Not only is antique jewelry beautiful and fun to wear, but it also demonstrates a real marriage of artistry, craftsmanship, intrinsic value, and context. Part of the beauty of antique jewelry is that it comes with stories, allowing one to touch the past. Some pieces have incredible provenance, and many pieces have an interesting historical context, much of which we’ve been exploring on the blog. For example, nationalism and Berlin iron, Victorian revival styles, romanticism, science and insect jewelry, the rise of leisure and sporting jewelry, and so much more. Antique jewelry is very much a reflection of time, and therefore needs to be appreciated the same way one appreciates works of art and paintings: you have to learn about it. Since people have been adorning themselves since the beginning of time, there is an antique style for everyone!
On a more personal level, there is an intimacy to antique jewelry. In some families, the only surviving heirlooms are jewelry. Jewelry is valuable and portable, making it more easily transferrable to future generations, and therefore carries irreplaceable sentimental value. There is real power in being able to connect with your ancestors by wearing a piece of jewelry that has been in your family for generations. It is a unique feeling when you slip on a ring and realize you have the same ring size as your great grandmother whom you never met.
Greater thought went into designing antique pieces. Unique stones, selected for their beauty, and symbolism inspired well thought out, one-of-a-kind compositions. Today, stones are often selected for their intrinsic value and standardized for mass produced mounts. That is not to say that there are not exceptions, but even people who do not have an academic knowledge of jewelry can visually understand the difference between antique and modern work. A quick quality test is to turn a piece over, a true work of art will be just as lovely on the reverse. While there are a handful of modern jewelers who are master craftsman, mass production has really replaced handcraft in the industry.

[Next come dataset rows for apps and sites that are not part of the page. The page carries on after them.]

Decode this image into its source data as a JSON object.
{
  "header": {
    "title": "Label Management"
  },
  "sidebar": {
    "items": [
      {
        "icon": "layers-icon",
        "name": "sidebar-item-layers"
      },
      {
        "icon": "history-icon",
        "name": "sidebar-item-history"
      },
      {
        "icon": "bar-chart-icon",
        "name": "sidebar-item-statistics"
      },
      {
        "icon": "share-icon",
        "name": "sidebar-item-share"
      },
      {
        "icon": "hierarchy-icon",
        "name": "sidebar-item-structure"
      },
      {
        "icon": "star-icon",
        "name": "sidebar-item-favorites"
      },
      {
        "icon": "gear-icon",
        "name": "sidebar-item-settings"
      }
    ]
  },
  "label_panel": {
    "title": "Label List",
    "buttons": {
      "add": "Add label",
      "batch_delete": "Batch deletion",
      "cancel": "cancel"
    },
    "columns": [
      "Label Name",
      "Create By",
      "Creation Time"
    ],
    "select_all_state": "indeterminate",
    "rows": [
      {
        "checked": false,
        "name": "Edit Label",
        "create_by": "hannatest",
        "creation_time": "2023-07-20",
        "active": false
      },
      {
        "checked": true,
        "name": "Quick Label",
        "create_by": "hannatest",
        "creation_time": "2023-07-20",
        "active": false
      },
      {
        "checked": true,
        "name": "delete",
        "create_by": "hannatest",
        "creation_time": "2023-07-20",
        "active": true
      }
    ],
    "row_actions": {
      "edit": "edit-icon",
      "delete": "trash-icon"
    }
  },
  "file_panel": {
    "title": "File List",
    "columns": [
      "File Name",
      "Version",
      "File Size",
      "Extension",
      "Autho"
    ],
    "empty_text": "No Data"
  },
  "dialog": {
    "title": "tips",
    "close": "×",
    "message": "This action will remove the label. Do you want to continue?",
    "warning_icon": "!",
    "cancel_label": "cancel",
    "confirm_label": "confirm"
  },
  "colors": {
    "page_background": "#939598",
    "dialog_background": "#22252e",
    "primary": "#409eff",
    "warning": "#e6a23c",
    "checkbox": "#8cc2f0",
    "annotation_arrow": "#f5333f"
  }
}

Many of our pieces come from a more formal era, a time very different from how we live today. It is fun to imagine how they were worn then, and even more fun to incorporate them into today’s fashions. The constant evolution of fashion breathes new life into antique jewelry. More often than not we find ourselves in jeans as opposed to ballgowns, but a great piece of jewelry and some confidence looks good with anything!